Work item: Output everything in the data exactly, leaving the pictures out.
= Beginning of Section =
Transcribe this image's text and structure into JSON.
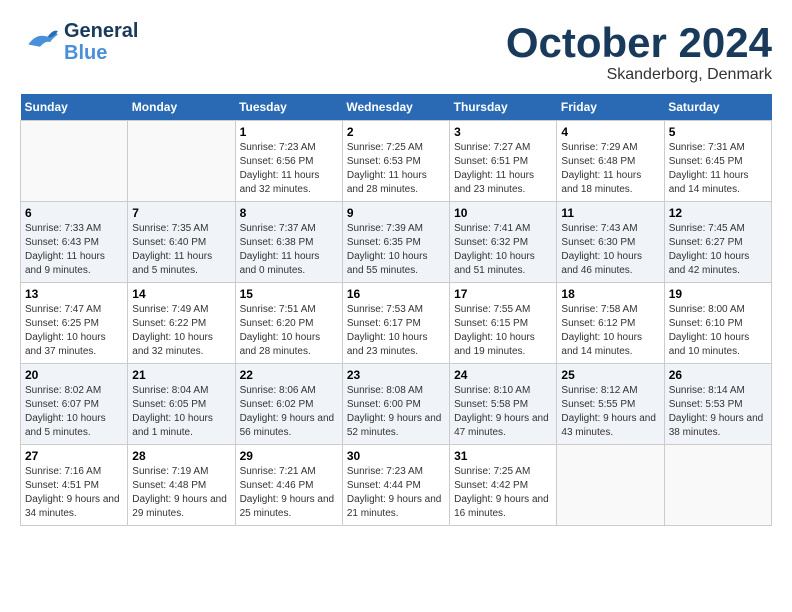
{
  "header": {
    "logo": {
      "line1": "General",
      "line2": "Blue"
    },
    "title": "October 2024",
    "location": "Skanderborg, Denmark"
  },
  "weekdays": [
    "Sunday",
    "Monday",
    "Tuesday",
    "Wednesday",
    "Thursday",
    "Friday",
    "Saturday"
  ],
  "weeks": [
    [
      {
        "day": "",
        "sunrise": "",
        "sunset": "",
        "daylight": ""
      },
      {
        "day": "",
        "sunrise": "",
        "sunset": "",
        "daylight": ""
      },
      {
        "day": "1",
        "sunrise": "Sunrise: 7:23 AM",
        "sunset": "Sunset: 6:56 PM",
        "daylight": "Daylight: 11 hours and 32 minutes."
      },
      {
        "day": "2",
        "sunrise": "Sunrise: 7:25 AM",
        "sunset": "Sunset: 6:53 PM",
        "daylight": "Daylight: 11 hours and 28 minutes."
      },
      {
        "day": "3",
        "sunrise": "Sunrise: 7:27 AM",
        "sunset": "Sunset: 6:51 PM",
        "daylight": "Daylight: 11 hours and 23 minutes."
      },
      {
        "day": "4",
        "sunrise": "Sunrise: 7:29 AM",
        "sunset": "Sunset: 6:48 PM",
        "daylight": "Daylight: 11 hours and 18 minutes."
      },
      {
        "day": "5",
        "sunrise": "Sunrise: 7:31 AM",
        "sunset": "Sunset: 6:45 PM",
        "daylight": "Daylight: 11 hours and 14 minutes."
      }
    ],
    [
      {
        "day": "6",
        "sunrise": "Sunrise: 7:33 AM",
        "sunset": "Sunset: 6:43 PM",
        "daylight": "Daylight: 11 hours and 9 minutes."
      },
      {
        "day": "7",
        "sunrise": "Sunrise: 7:35 AM",
        "sunset": "Sunset: 6:40 PM",
        "daylight": "Daylight: 11 hours and 5 minutes."
      },
      {
        "day": "8",
        "sunrise": "Sunrise: 7:37 AM",
        "sunset": "Sunset: 6:38 PM",
        "daylight": "Daylight: 11 hours and 0 minutes."
      },
      {
        "day": "9",
        "sunrise": "Sunrise: 7:39 AM",
        "sunset": "Sunset: 6:35 PM",
        "daylight": "Daylight: 10 hours and 55 minutes."
      },
      {
        "day": "10",
        "sunrise": "Sunrise: 7:41 AM",
        "sunset": "Sunset: 6:32 PM",
        "daylight": "Daylight: 10 hours and 51 minutes."
      },
      {
        "day": "11",
        "sunrise": "Sunrise: 7:43 AM",
        "sunset": "Sunset: 6:30 PM",
        "daylight": "Daylight: 10 hours and 46 minutes."
      },
      {
        "day": "12",
        "sunrise": "Sunrise: 7:45 AM",
        "sunset": "Sunset: 6:27 PM",
        "daylight": "Daylight: 10 hours and 42 minutes."
      }
    ],
    [
      {
        "day": "13",
        "sunrise": "Sunrise: 7:47 AM",
        "sunset": "Sunset: 6:25 PM",
        "daylight": "Daylight: 10 hours and 37 minutes."
      },
      {
        "day": "14",
        "sunrise": "Sunrise: 7:49 AM",
        "sunset": "Sunset: 6:22 PM",
        "daylight": "Daylight: 10 hours and 32 minutes."
      },
      {
        "day": "15",
        "sunrise": "Sunrise: 7:51 AM",
        "sunset": "Sunset: 6:20 PM",
        "daylight": "Daylight: 10 hours and 28 minutes."
      },
      {
        "day": "16",
        "sunrise": "Sunrise: 7:53 AM",
        "sunset": "Sunset: 6:17 PM",
        "daylight": "Daylight: 10 hours and 23 minutes."
      },
      {
        "day": "17",
        "sunrise": "Sunrise: 7:55 AM",
        "sunset": "Sunset: 6:15 PM",
        "daylight": "Daylight: 10 hours and 19 minutes."
      },
      {
        "day": "18",
        "sunrise": "Sunrise: 7:58 AM",
        "sunset": "Sunset: 6:12 PM",
        "daylight": "Daylight: 10 hours and 14 minutes."
      },
      {
        "day": "19",
        "sunrise": "Sunrise: 8:00 AM",
        "sunset": "Sunset: 6:10 PM",
        "daylight": "Daylight: 10 hours and 10 minutes."
      }
    ],
    [
      {
        "day": "20",
        "sunrise": "Sunrise: 8:02 AM",
        "sunset": "Sunset: 6:07 PM",
        "daylight": "Daylight: 10 hours and 5 minutes."
      },
      {
        "day": "21",
        "sunrise": "Sunrise: 8:04 AM",
        "sunset": "Sunset: 6:05 PM",
        "daylight": "Daylight: 10 hours and 1 minute."
      },
      {
        "day": "22",
        "sunrise": "Sunrise: 8:06 AM",
        "sunset": "Sunset: 6:02 PM",
        "daylight": "Daylight: 9 hours and 56 minutes."
      },
      {
        "day": "23",
        "sunrise": "Sunrise: 8:08 AM",
        "sunset": "Sunset: 6:00 PM",
        "daylight": "Daylight: 9 hours and 52 minutes."
      },
      {
        "day": "24",
        "sunrise": "Sunrise: 8:10 AM",
        "sunset": "Sunset: 5:58 PM",
        "daylight": "Daylight: 9 hours and 47 minutes."
      },
      {
        "day": "25",
        "sunrise": "Sunrise: 8:12 AM",
        "sunset": "Sunset: 5:55 PM",
        "daylight": "Daylight: 9 hours and 43 minutes."
      },
      {
        "day": "26",
        "sunrise": "Sunrise: 8:14 AM",
        "sunset": "Sunset: 5:53 PM",
        "daylight": "Daylight: 9 hours and 38 minutes."
      }
    ],
    [
      {
        "day": "27",
        "sunrise": "Sunrise: 7:16 AM",
        "sunset": "Sunset: 4:51 PM",
        "daylight": "Daylight: 9 hours and 34 minutes."
      },
      {
        "day": "28",
        "sunrise": "Sunrise: 7:19 AM",
        "sunset": "Sunset: 4:48 PM",
        "daylight": "Daylight: 9 hours and 29 minutes."
      },
      {
        "day": "29",
        "sunrise": "Sunrise: 7:21 AM",
        "sunset": "Sunset: 4:46 PM",
        "daylight": "Daylight: 9 hours and 25 minutes."
      },
      {
        "day": "30",
        "sunrise": "Sunrise: 7:23 AM",
        "sunset": "Sunset: 4:44 PM",
        "daylight": "Daylight: 9 hours and 21 minutes."
      },
      {
        "day": "31",
        "sunrise": "Sunrise: 7:25 AM",
        "sunset": "Sunset: 4:42 PM",
        "daylight": "Daylight: 9 hours and 16 minutes."
      },
      {
        "day": "",
        "sunrise": "",
        "sunset": "",
        "daylight": ""
      },
      {
        "day": "",
        "sunrise": "",
        "sunset": "",
        "daylight": ""
      }
    ]
  ]
}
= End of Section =
Task result:
Transcribe this image's text and structure into JSON.
{
  "header": {
    "logo": {
      "line1": "General",
      "line2": "Blue"
    },
    "title": "October 2024",
    "location": "Skanderborg, Denmark"
  },
  "weekdays": [
    "Sunday",
    "Monday",
    "Tuesday",
    "Wednesday",
    "Thursday",
    "Friday",
    "Saturday"
  ],
  "weeks": [
    [
      {
        "day": "",
        "sunrise": "",
        "sunset": "",
        "daylight": ""
      },
      {
        "day": "",
        "sunrise": "",
        "sunset": "",
        "daylight": ""
      },
      {
        "day": "1",
        "sunrise": "Sunrise: 7:23 AM",
        "sunset": "Sunset: 6:56 PM",
        "daylight": "Daylight: 11 hours and 32 minutes."
      },
      {
        "day": "2",
        "sunrise": "Sunrise: 7:25 AM",
        "sunset": "Sunset: 6:53 PM",
        "daylight": "Daylight: 11 hours and 28 minutes."
      },
      {
        "day": "3",
        "sunrise": "Sunrise: 7:27 AM",
        "sunset": "Sunset: 6:51 PM",
        "daylight": "Daylight: 11 hours and 23 minutes."
      },
      {
        "day": "4",
        "sunrise": "Sunrise: 7:29 AM",
        "sunset": "Sunset: 6:48 PM",
        "daylight": "Daylight: 11 hours and 18 minutes."
      },
      {
        "day": "5",
        "sunrise": "Sunrise: 7:31 AM",
        "sunset": "Sunset: 6:45 PM",
        "daylight": "Daylight: 11 hours and 14 minutes."
      }
    ],
    [
      {
        "day": "6",
        "sunrise": "Sunrise: 7:33 AM",
        "sunset": "Sunset: 6:43 PM",
        "daylight": "Daylight: 11 hours and 9 minutes."
      },
      {
        "day": "7",
        "sunrise": "Sunrise: 7:35 AM",
        "sunset": "Sunset: 6:40 PM",
        "daylight": "Daylight: 11 hours and 5 minutes."
      },
      {
        "day": "8",
        "sunrise": "Sunrise: 7:37 AM",
        "sunset": "Sunset: 6:38 PM",
        "daylight": "Daylight: 11 hours and 0 minutes."
      },
      {
        "day": "9",
        "sunrise": "Sunrise: 7:39 AM",
        "sunset": "Sunset: 6:35 PM",
        "daylight": "Daylight: 10 hours and 55 minutes."
      },
      {
        "day": "10",
        "sunrise": "Sunrise: 7:41 AM",
        "sunset": "Sunset: 6:32 PM",
        "daylight": "Daylight: 10 hours and 51 minutes."
      },
      {
        "day": "11",
        "sunrise": "Sunrise: 7:43 AM",
        "sunset": "Sunset: 6:30 PM",
        "daylight": "Daylight: 10 hours and 46 minutes."
      },
      {
        "day": "12",
        "sunrise": "Sunrise: 7:45 AM",
        "sunset": "Sunset: 6:27 PM",
        "daylight": "Daylight: 10 hours and 42 minutes."
      }
    ],
    [
      {
        "day": "13",
        "sunrise": "Sunrise: 7:47 AM",
        "sunset": "Sunset: 6:25 PM",
        "daylight": "Daylight: 10 hours and 37 minutes."
      },
      {
        "day": "14",
        "sunrise": "Sunrise: 7:49 AM",
        "sunset": "Sunset: 6:22 PM",
        "daylight": "Daylight: 10 hours and 32 minutes."
      },
      {
        "day": "15",
        "sunrise": "Sunrise: 7:51 AM",
        "sunset": "Sunset: 6:20 PM",
        "daylight": "Daylight: 10 hours and 28 minutes."
      },
      {
        "day": "16",
        "sunrise": "Sunrise: 7:53 AM",
        "sunset": "Sunset: 6:17 PM",
        "daylight": "Daylight: 10 hours and 23 minutes."
      },
      {
        "day": "17",
        "sunrise": "Sunrise: 7:55 AM",
        "sunset": "Sunset: 6:15 PM",
        "daylight": "Daylight: 10 hours and 19 minutes."
      },
      {
        "day": "18",
        "sunrise": "Sunrise: 7:58 AM",
        "sunset": "Sunset: 6:12 PM",
        "daylight": "Daylight: 10 hours and 14 minutes."
      },
      {
        "day": "19",
        "sunrise": "Sunrise: 8:00 AM",
        "sunset": "Sunset: 6:10 PM",
        "daylight": "Daylight: 10 hours and 10 minutes."
      }
    ],
    [
      {
        "day": "20",
        "sunrise": "Sunrise: 8:02 AM",
        "sunset": "Sunset: 6:07 PM",
        "daylight": "Daylight: 10 hours and 5 minutes."
      },
      {
        "day": "21",
        "sunrise": "Sunrise: 8:04 AM",
        "sunset": "Sunset: 6:05 PM",
        "daylight": "Daylight: 10 hours and 1 minute."
      },
      {
        "day": "22",
        "sunrise": "Sunrise: 8:06 AM",
        "sunset": "Sunset: 6:02 PM",
        "daylight": "Daylight: 9 hours and 56 minutes."
      },
      {
        "day": "23",
        "sunrise": "Sunrise: 8:08 AM",
        "sunset": "Sunset: 6:00 PM",
        "daylight": "Daylight: 9 hours and 52 minutes."
      },
      {
        "day": "24",
        "sunrise": "Sunrise: 8:10 AM",
        "sunset": "Sunset: 5:58 PM",
        "daylight": "Daylight: 9 hours and 47 minutes."
      },
      {
        "day": "25",
        "sunrise": "Sunrise: 8:12 AM",
        "sunset": "Sunset: 5:55 PM",
        "daylight": "Daylight: 9 hours and 43 minutes."
      },
      {
        "day": "26",
        "sunrise": "Sunrise: 8:14 AM",
        "sunset": "Sunset: 5:53 PM",
        "daylight": "Daylight: 9 hours and 38 minutes."
      }
    ],
    [
      {
        "day": "27",
        "sunrise": "Sunrise: 7:16 AM",
        "sunset": "Sunset: 4:51 PM",
        "daylight": "Daylight: 9 hours and 34 minutes."
      },
      {
        "day": "28",
        "sunrise": "Sunrise: 7:19 AM",
        "sunset": "Sunset: 4:48 PM",
        "daylight": "Daylight: 9 hours and 29 minutes."
      },
      {
        "day": "29",
        "sunrise": "Sunrise: 7:21 AM",
        "sunset": "Sunset: 4:46 PM",
        "daylight": "Daylight: 9 hours and 25 minutes."
      },
      {
        "day": "30",
        "sunrise": "Sunrise: 7:23 AM",
        "sunset": "Sunset: 4:44 PM",
        "daylight": "Daylight: 9 hours and 21 minutes."
      },
      {
        "day": "31",
        "sunrise": "Sunrise: 7:25 AM",
        "sunset": "Sunset: 4:42 PM",
        "daylight": "Daylight: 9 hours and 16 minutes."
      },
      {
        "day": "",
        "sunrise": "",
        "sunset": "",
        "daylight": ""
      },
      {
        "day": "",
        "sunrise": "",
        "sunset": "",
        "daylight": ""
      }
    ]
  ]
}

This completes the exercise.